The problem? It brought out one of the errors in my Cantonese abilities. Whenever I speak louder, the pitch of my voice naturally goes up too. When speaking English, this isn't a problem. When speaking Cantonese where pitch and tones are everything, it's a big no-no. The result is that my non-Cantonese foreigner accent becomes very pronounced, so much so that even I am embarrassed to listen to it. If I'm conscious of it, I can force the pitch back down while maintaining the volume which I've learned to do when filming at TVB. During the interview though, I was more concerned with the content of what I was saying than the accuracy of my Cantonese so it completely slipped my mind.

Douglas; a friend who I have the good fortune to know personally, and whose intelligence frequently humbles me; commented about my remarks regarding middle class people in Hong Kong, how they are not satisfied with their lives or conditions and how many of them have decided to not have babies. I've checked the transcript and audio recording on the interview site and it certainly sounds like I said that. However, I wouldn't say that, at least not the way it has been reported. I wouldn't say that because my wife and I are in exactly the same circumstance as many other middle class (sandwich class?) Hong Kong citizens.

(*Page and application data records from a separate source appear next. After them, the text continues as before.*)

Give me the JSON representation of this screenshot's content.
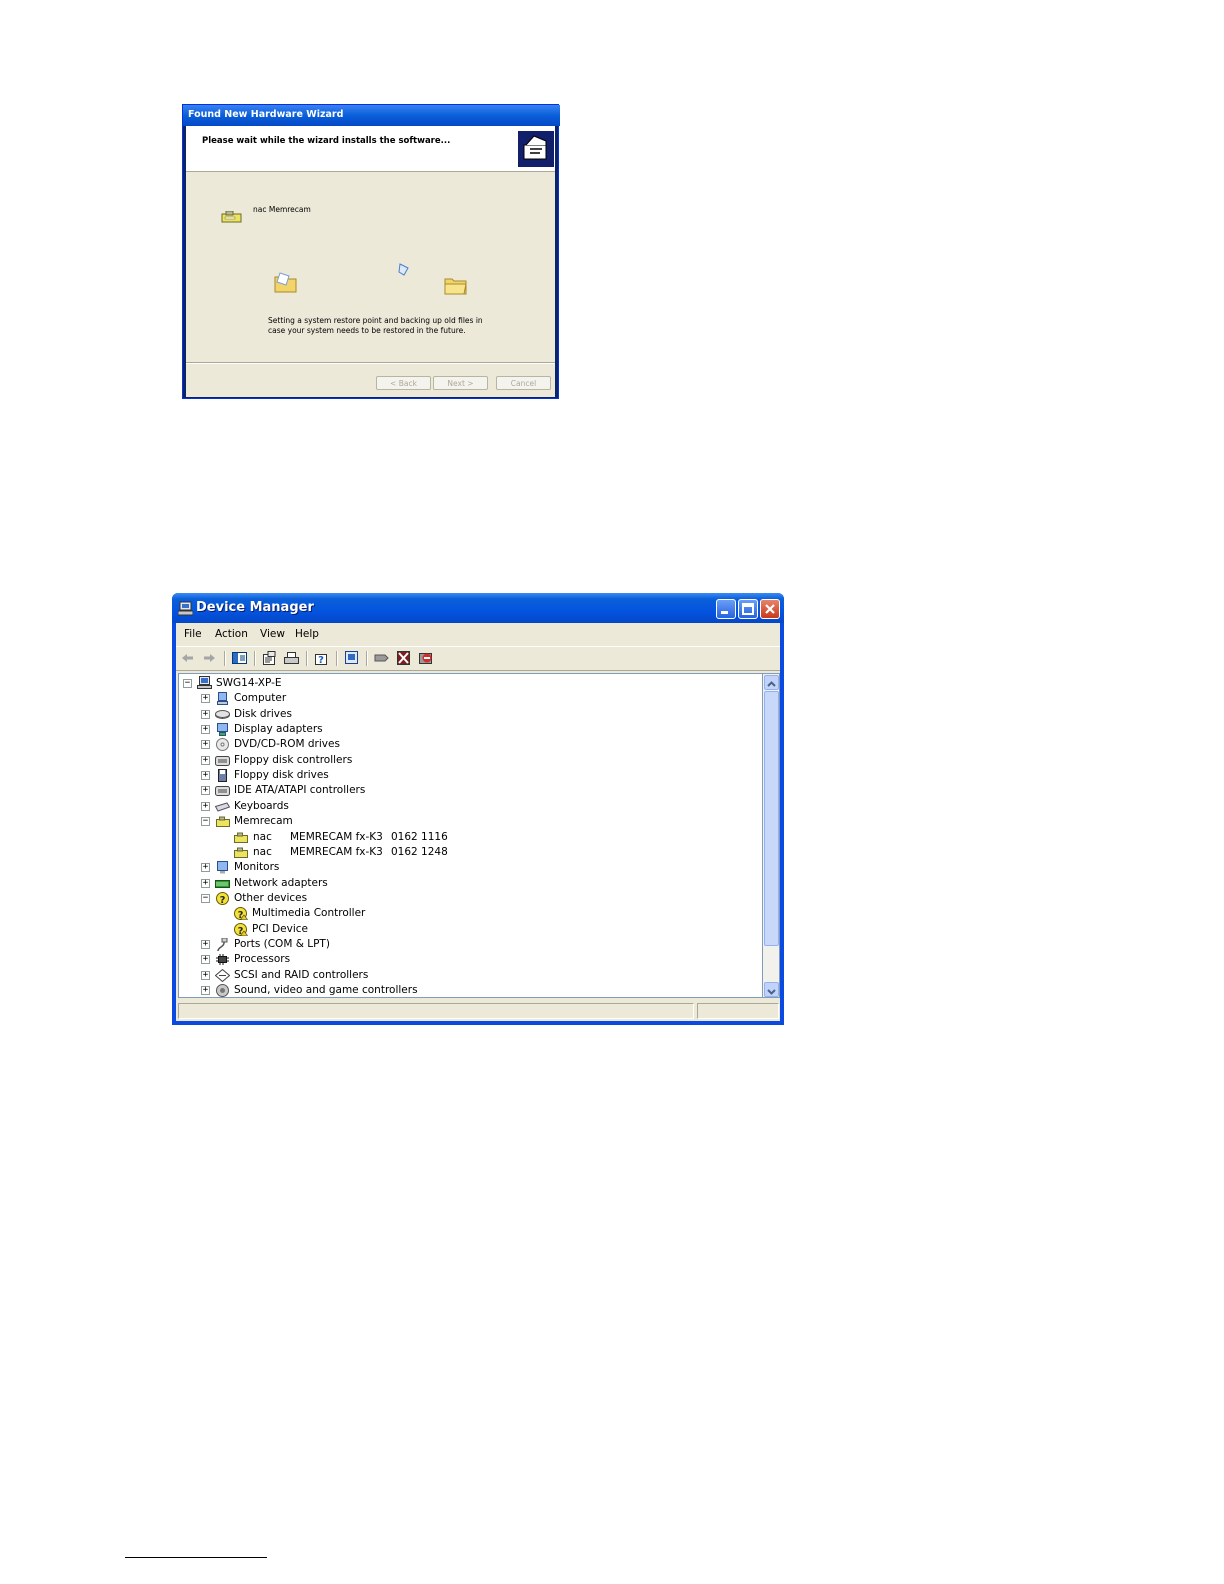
{
  "wizard": {
    "title": "Found New Hardware Wizard",
    "header": "Please wait while the wizard installs the software...",
    "device_name": "nac Memrecam",
    "status_line1": "Setting a system restore point and backing up old files in",
    "status_line2": "case your system needs to be restored in the future.",
    "buttons": {
      "back": "< Back",
      "next": "Next >",
      "cancel": "Cancel"
    }
  },
  "device_manager": {
    "title": "Device Manager",
    "menu": [
      "File",
      "Action",
      "View",
      "Help"
    ],
    "toolbar_icons": [
      "back-icon",
      "forward-icon",
      "show-hide-tree-icon",
      "properties-icon",
      "print-icon",
      "help-icon",
      "scan-hardware-icon",
      "update-driver-icon",
      "uninstall-icon",
      "disable-icon"
    ],
    "tree": {
      "root": "SWG14-XP-E",
      "items": [
        {
          "label": "Computer",
          "expanded": false,
          "icon": "computer-icon"
        },
        {
          "label": "Disk drives",
          "expanded": false,
          "icon": "disk-drive-icon"
        },
        {
          "label": "Display adapters",
          "expanded": false,
          "icon": "display-adapter-icon"
        },
        {
          "label": "DVD/CD-ROM drives",
          "expanded": false,
          "icon": "cdrom-icon"
        },
        {
          "label": "Floppy disk controllers",
          "expanded": false,
          "icon": "controller-icon"
        },
        {
          "label": "Floppy disk drives",
          "expanded": false,
          "icon": "floppy-icon"
        },
        {
          "label": "IDE ATA/ATAPI controllers",
          "expanded": false,
          "icon": "controller-icon"
        },
        {
          "label": "Keyboards",
          "expanded": false,
          "icon": "keyboard-icon"
        },
        {
          "label": "Memrecam",
          "expanded": true,
          "icon": "camera-icon",
          "children": [
            {
              "vendor": "nac",
              "model": "MEMRECAM fx-K3",
              "serial": "0162 1116"
            },
            {
              "vendor": "nac",
              "model": "MEMRECAM fx-K3",
              "serial": "0162 1248"
            }
          ]
        },
        {
          "label": "Monitors",
          "expanded": false,
          "icon": "monitor-icon"
        },
        {
          "label": "Network adapters",
          "expanded": false,
          "icon": "network-icon"
        },
        {
          "label": "Other devices",
          "expanded": true,
          "icon": "unknown-device-icon",
          "children": [
            {
              "label": "Multimedia Controller"
            },
            {
              "label": "PCI Device"
            }
          ]
        },
        {
          "label": "Ports (COM & LPT)",
          "expanded": false,
          "icon": "port-icon"
        },
        {
          "label": "Processors",
          "expanded": false,
          "icon": "processor-icon"
        },
        {
          "label": "SCSI and RAID controllers",
          "expanded": false,
          "icon": "scsi-icon"
        },
        {
          "label": "Sound, video and game controllers",
          "expanded": false,
          "icon": "sound-icon"
        }
      ]
    }
  }
}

The fact is that life here in Hong Kong is extremely difficult for many of its middle class citizens. We; meaning the middle class citizens; work hard not to get rich, but simply to make enough to pay our mortgages, taxes and eat. With any luck, we'll have some left over to maintain our car or occasionally repaint our flat. Most of our outings take us to the local cinemas and our wardrobes contain nothing special. It's therefore no wonder that many of today's middle class citizens have decided not to have babies. It would be too great an economical burden for most of us. (For those of you living outside of Hong Kong, good schools here in Hong Kong are not free and they're most definitely not cheap, and the expense begins when or before the infant hits the ripe age of just 2 years old.)

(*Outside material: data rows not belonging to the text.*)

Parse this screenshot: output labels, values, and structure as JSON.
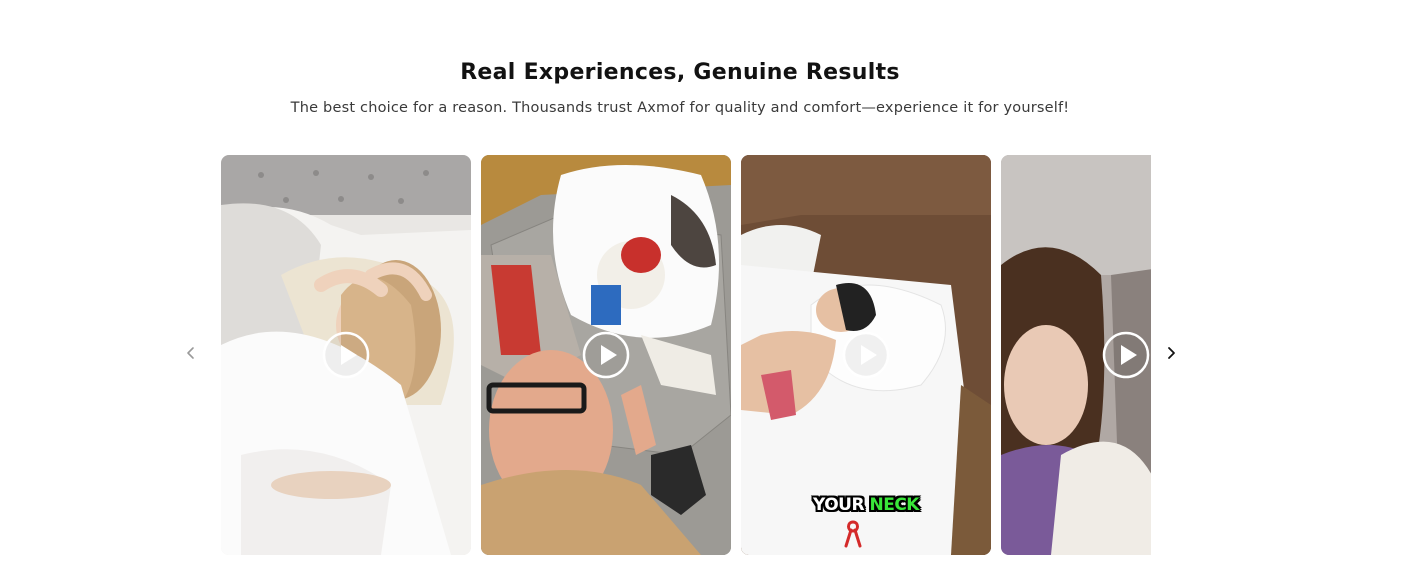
{
  "section": {
    "title": "Real Experiences, Genuine Results",
    "subtitle": "The best choice for a reason. Thousands trust Axmof for quality and comfort—experience it for yourself!"
  },
  "carousel": {
    "prev_icon": "chevron-left-icon",
    "next_icon": "chevron-right-icon",
    "colors": {
      "prev_arrow": "#9a9a9a",
      "next_arrow": "#121212",
      "play_ring": "#ffffff"
    },
    "videos": [
      {
        "play_icon": "play-icon"
      },
      {
        "play_icon": "play-icon"
      },
      {
        "play_icon": "play-icon",
        "caption_white": "YOUR",
        "caption_green": "NECK"
      },
      {
        "play_icon": "play-icon"
      }
    ]
  }
}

Douglas made a good point. It's the midle class people that keep the economy going, or at least keep the government's coffers full. On the other hand, the lower class people get handouts from the government. In many cases, these handouts are absolutely necessary. There are a lot of people here in Hong Kong living on just HKD2,000 a month. Remember for a moment that my wife and I spend more than that just to feed our 'kids' and you'll understand how impossibly difficult it must be for those lower class people to survive in the expensive city that Hong Kong is. The government handouts are therefore absolutely necessary. For these people, the government also provides housing, and there is of course free public schooling, although the final grades of secondary school are not free (please correct me on this if I'm wrong). With these provisions and if you're more concerned with procreating and continuing your family blood line than with the quality of the education your children will get from the free public shools, then it makes sense to have babies. Hence, many lower class citizens continue to have children and bring them up while many middle class citizens decide to do otherwise.

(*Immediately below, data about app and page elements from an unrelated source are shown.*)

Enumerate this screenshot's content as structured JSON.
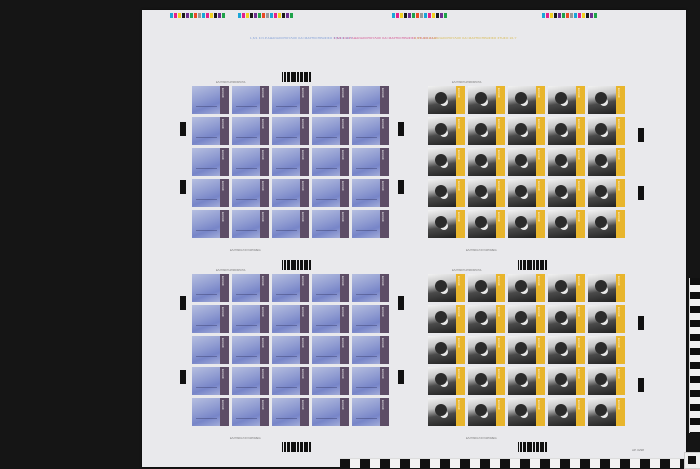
{
  "color_reference_text": [
    {
      "text": "1,6/1 F.N.P.ΑΘΑΝΑΣΟΠΟΥΛΟΣ ΚΑΙ ΜΑΡΠΙΟΠΡΑΦΙΚΟ ΣΤΗΣΟ 16-7",
      "color": "#7b9bd6"
    },
    {
      "text": "1,6/1 F.N.P.ΑΘΑΝΑΣΟΠΟΥΛΟΣ ΚΑΙ ΜΑΡΠΙΟΠΡΑΦΙΚΟ ΣΤΗΣΟ 22-P",
      "color": "#d34a8a"
    },
    {
      "text": "1,6/1 F.N.P.ΑΘΑΝΑΣΟΠΟΥΛΟΣ ΚΑΙ ΜΑΡΠΙΟΠΡΑΦΙΚΟ ΣΤΗΣΟ 16-Y",
      "color": "#d7b84a"
    }
  ],
  "pane_header": "ΕΛΛΗΝΙΚΗ ΔΗΜΟΚΡΑΤΙΑ",
  "pane_footer": "ΕΛΛΗΝΙΚΑ ΤΑΧΥΔΡΟΜΕΙΑ",
  "stamp_side_text": "ΕΛΛΑΣ",
  "sheet_number": "ΑΡ. 0298",
  "colors": {
    "sheet": "#e9e9ec",
    "background": "#151515",
    "blue_stamp_panel": "#5d4d66",
    "mono_stamp_panel": "#e8b52c",
    "colorbar": [
      "#1aa6d8",
      "#e3218b",
      "#f2d21f",
      "#1a1a1a",
      "#6f2f8f",
      "#1fa34a",
      "#e84b25",
      "#999999"
    ]
  },
  "layout_hint": {
    "panes": [
      "blue",
      "mono",
      "blue",
      "mono"
    ],
    "rows": 5,
    "cols": 5
  }
}
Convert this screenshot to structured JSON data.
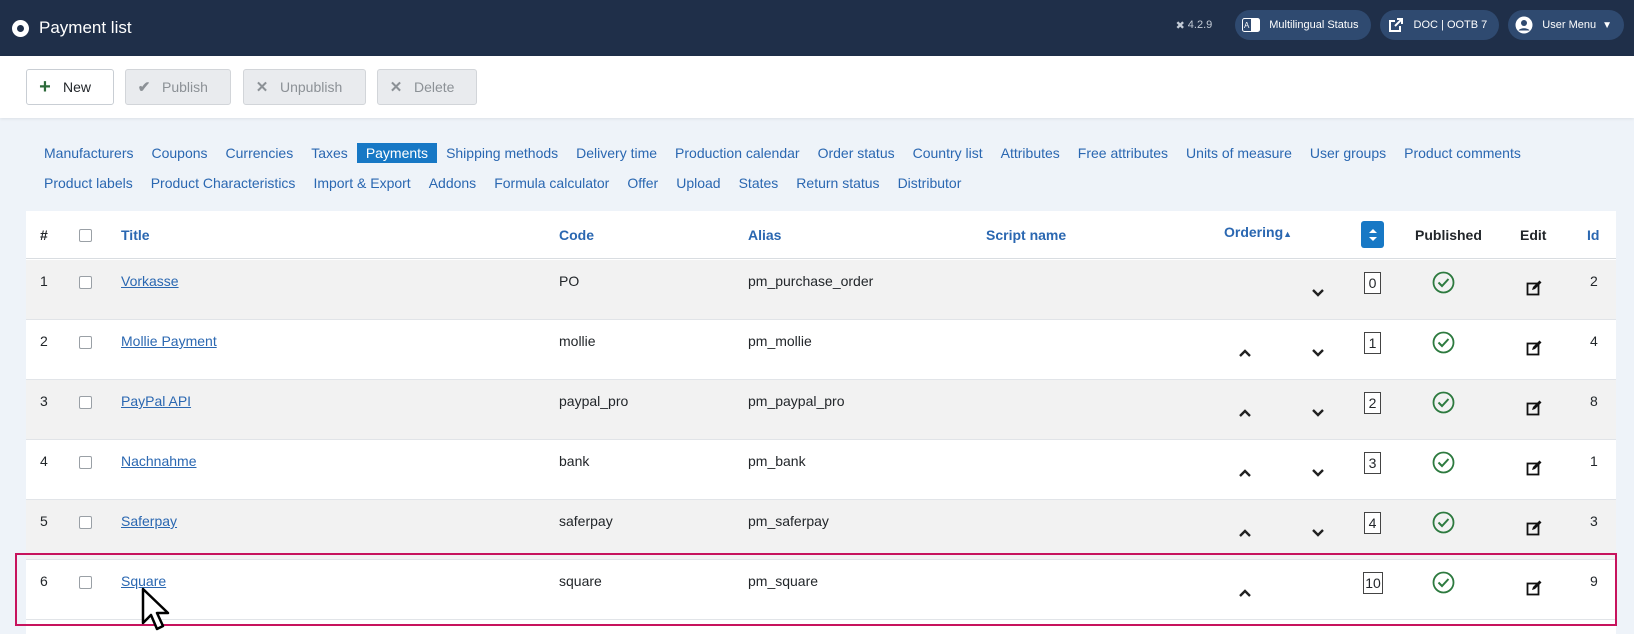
{
  "header": {
    "title": "Payment list",
    "version": "4.2.9",
    "pills": [
      {
        "label": "Multilingual Status",
        "icon": "language-icon"
      },
      {
        "label": "DOC | OOTB 7",
        "icon": "external-link-icon"
      },
      {
        "label": "User Menu",
        "icon": "user-icon"
      }
    ]
  },
  "toolbar": {
    "new_label": "New",
    "publish_label": "Publish",
    "unpublish_label": "Unpublish",
    "delete_label": "Delete"
  },
  "submenu": {
    "row1": [
      "Manufacturers",
      "Coupons",
      "Currencies",
      "Taxes",
      "Payments",
      "Shipping methods",
      "Delivery time",
      "Production calendar",
      "Order status",
      "Country list",
      "Attributes",
      "Free attributes",
      "Units of measure",
      "User groups",
      "Product comments"
    ],
    "row2": [
      "Product labels",
      "Product Characteristics",
      "Import & Export",
      "Addons",
      "Formula calculator",
      "Offer",
      "Upload",
      "States",
      "Return status",
      "Distributor"
    ],
    "active": "Payments"
  },
  "table": {
    "headers": {
      "num": "#",
      "title": "Title",
      "code": "Code",
      "alias": "Alias",
      "script": "Script name",
      "ordering": "Ordering",
      "published": "Published",
      "edit": "Edit",
      "id": "Id"
    },
    "rows": [
      {
        "num": "1",
        "title": "Vorkasse",
        "code": "PO",
        "alias": "pm_purchase_order",
        "order": "0",
        "id": "2",
        "up": false,
        "down": true
      },
      {
        "num": "2",
        "title": "Mollie Payment",
        "code": "mollie",
        "alias": "pm_mollie",
        "order": "1",
        "id": "4",
        "up": true,
        "down": true
      },
      {
        "num": "3",
        "title": "PayPal API",
        "code": "paypal_pro",
        "alias": "pm_paypal_pro",
        "order": "2",
        "id": "8",
        "up": true,
        "down": true
      },
      {
        "num": "4",
        "title": "Nachnahme",
        "code": "bank",
        "alias": "pm_bank",
        "order": "3",
        "id": "1",
        "up": true,
        "down": true
      },
      {
        "num": "5",
        "title": "Saferpay",
        "code": "saferpay",
        "alias": "pm_saferpay",
        "order": "4",
        "id": "3",
        "up": true,
        "down": true
      },
      {
        "num": "6",
        "title": "Square",
        "code": "square",
        "alias": "pm_square",
        "order": "10",
        "id": "9",
        "up": true,
        "down": false
      }
    ]
  },
  "colors": {
    "header_bg": "#1f2f49",
    "link": "#2a67b1",
    "active": "#1778c5",
    "published": "#2d7a3f",
    "highlight": "#c7135d"
  }
}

While in Indonesia last year, I couldn't help but observe that family life was a major part of life (i.e., people spend a lot of time with their families), and families were frequently quite large, especially in the poorer areas of the country. I can't help but wonder if technology and 'modern' life styles are anti-family.

But the one thing that keeps repeating in my mind every time I think about how poorer people tend to have larger families is a line from the Christian bible:
Blessed are the meek for they shall inherit the earth
. That's truly something to ponder.